#### Brief:
Look through the data and write out every line with the word "they" in it.

#### Data section:
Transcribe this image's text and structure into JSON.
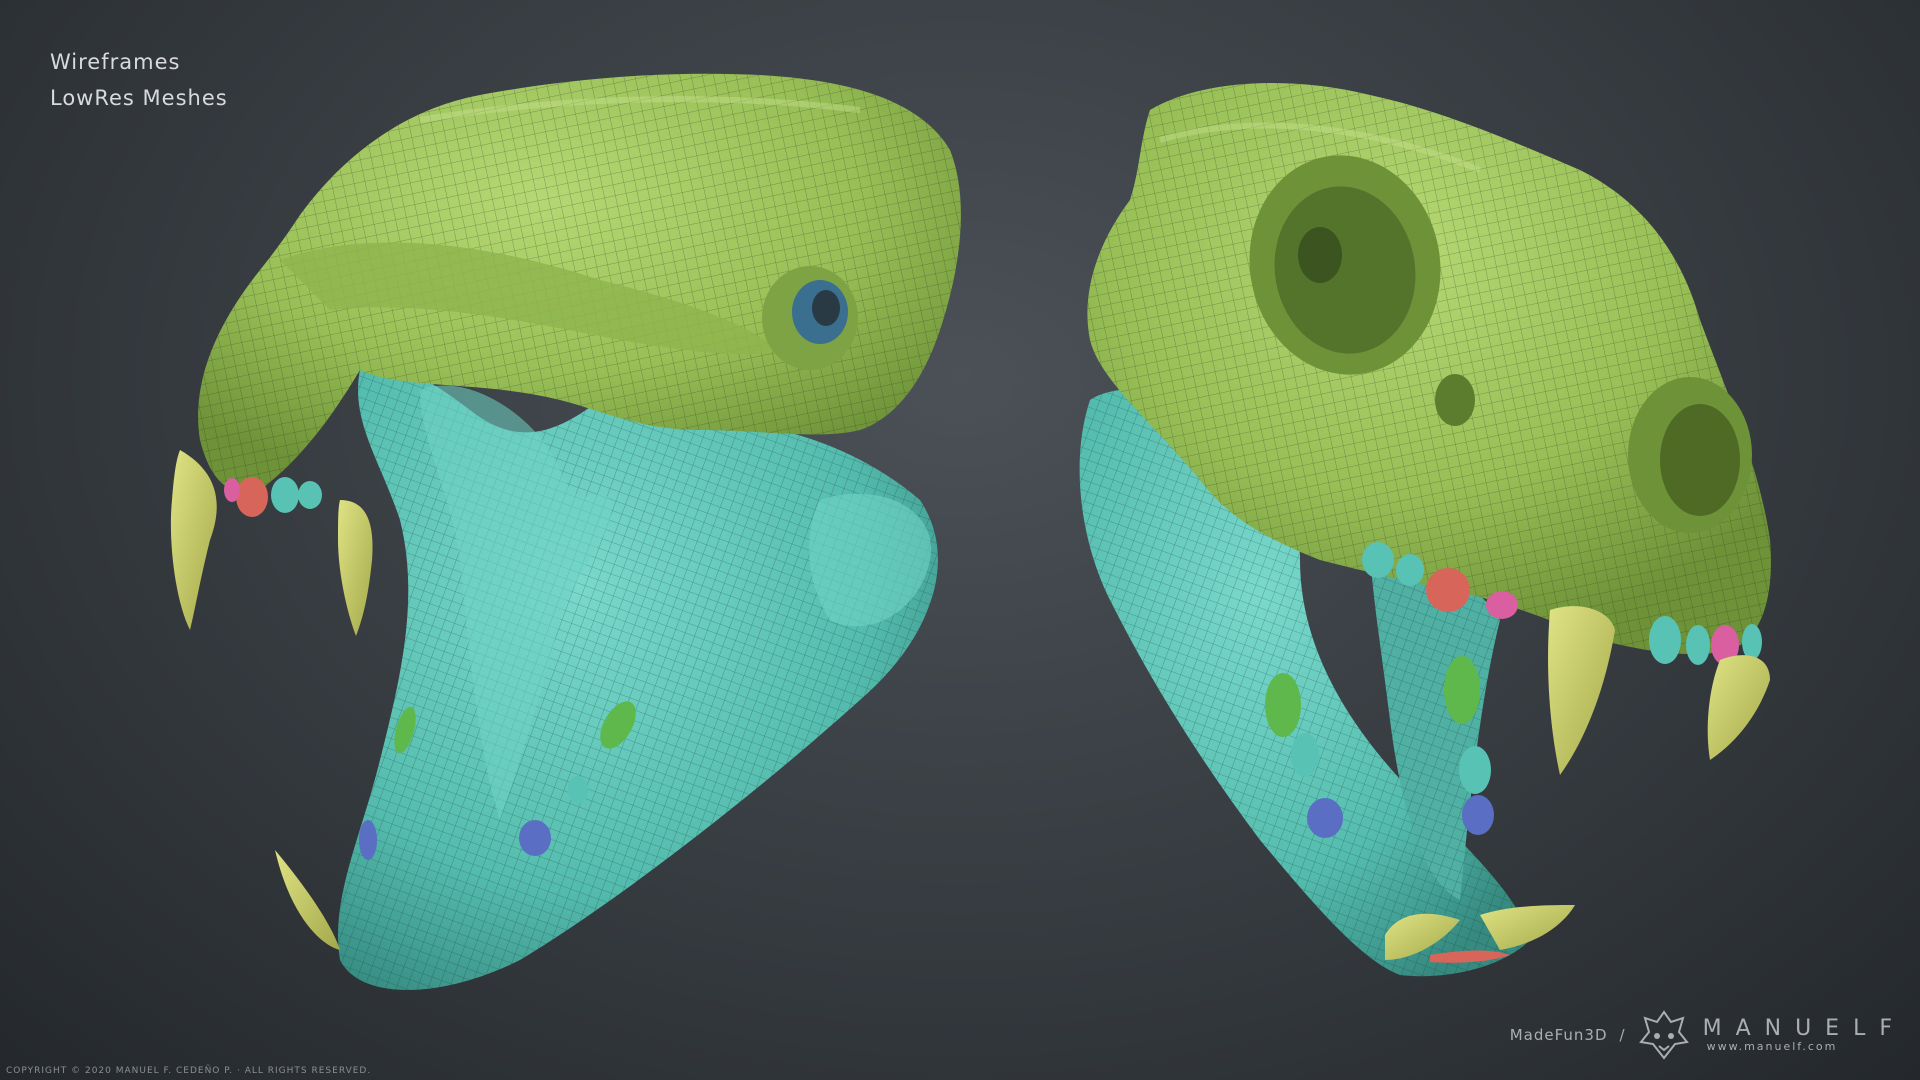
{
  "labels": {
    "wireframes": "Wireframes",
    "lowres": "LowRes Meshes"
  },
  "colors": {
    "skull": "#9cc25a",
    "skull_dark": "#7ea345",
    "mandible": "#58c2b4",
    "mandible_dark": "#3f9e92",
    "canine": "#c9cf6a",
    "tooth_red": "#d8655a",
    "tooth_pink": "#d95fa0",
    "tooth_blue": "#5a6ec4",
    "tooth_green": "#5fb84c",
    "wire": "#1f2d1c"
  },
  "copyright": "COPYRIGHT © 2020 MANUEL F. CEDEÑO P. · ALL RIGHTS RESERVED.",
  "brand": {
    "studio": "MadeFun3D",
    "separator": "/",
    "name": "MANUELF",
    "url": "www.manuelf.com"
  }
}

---

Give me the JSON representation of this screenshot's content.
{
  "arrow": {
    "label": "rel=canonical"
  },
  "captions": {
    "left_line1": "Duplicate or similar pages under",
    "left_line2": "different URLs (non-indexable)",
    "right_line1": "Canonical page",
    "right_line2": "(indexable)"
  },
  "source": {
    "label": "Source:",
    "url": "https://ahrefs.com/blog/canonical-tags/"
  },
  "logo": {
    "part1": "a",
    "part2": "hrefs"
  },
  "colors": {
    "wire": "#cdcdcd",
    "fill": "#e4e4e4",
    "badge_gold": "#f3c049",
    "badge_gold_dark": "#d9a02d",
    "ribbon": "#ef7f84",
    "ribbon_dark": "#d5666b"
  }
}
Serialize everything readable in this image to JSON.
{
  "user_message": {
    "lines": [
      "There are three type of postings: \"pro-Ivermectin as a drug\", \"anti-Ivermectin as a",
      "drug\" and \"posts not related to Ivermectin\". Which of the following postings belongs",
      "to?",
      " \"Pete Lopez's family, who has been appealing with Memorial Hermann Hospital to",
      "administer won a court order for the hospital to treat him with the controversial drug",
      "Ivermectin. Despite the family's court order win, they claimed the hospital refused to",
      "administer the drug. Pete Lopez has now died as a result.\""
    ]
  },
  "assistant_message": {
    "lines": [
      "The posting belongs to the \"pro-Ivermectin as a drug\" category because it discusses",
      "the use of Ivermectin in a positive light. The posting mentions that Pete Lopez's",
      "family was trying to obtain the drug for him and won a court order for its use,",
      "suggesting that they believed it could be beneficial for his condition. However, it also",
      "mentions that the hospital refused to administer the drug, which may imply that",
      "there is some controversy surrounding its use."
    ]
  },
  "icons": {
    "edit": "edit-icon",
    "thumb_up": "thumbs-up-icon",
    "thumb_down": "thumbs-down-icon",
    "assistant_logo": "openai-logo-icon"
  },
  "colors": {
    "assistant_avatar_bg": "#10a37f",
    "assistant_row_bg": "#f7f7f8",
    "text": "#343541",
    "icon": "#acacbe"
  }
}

#### Output of the task:
      "Ivermectin. Despite the family's court order win, they claimed the hospital refused to",
      "suggesting that they believed it could be beneficial for his condition. However, it also",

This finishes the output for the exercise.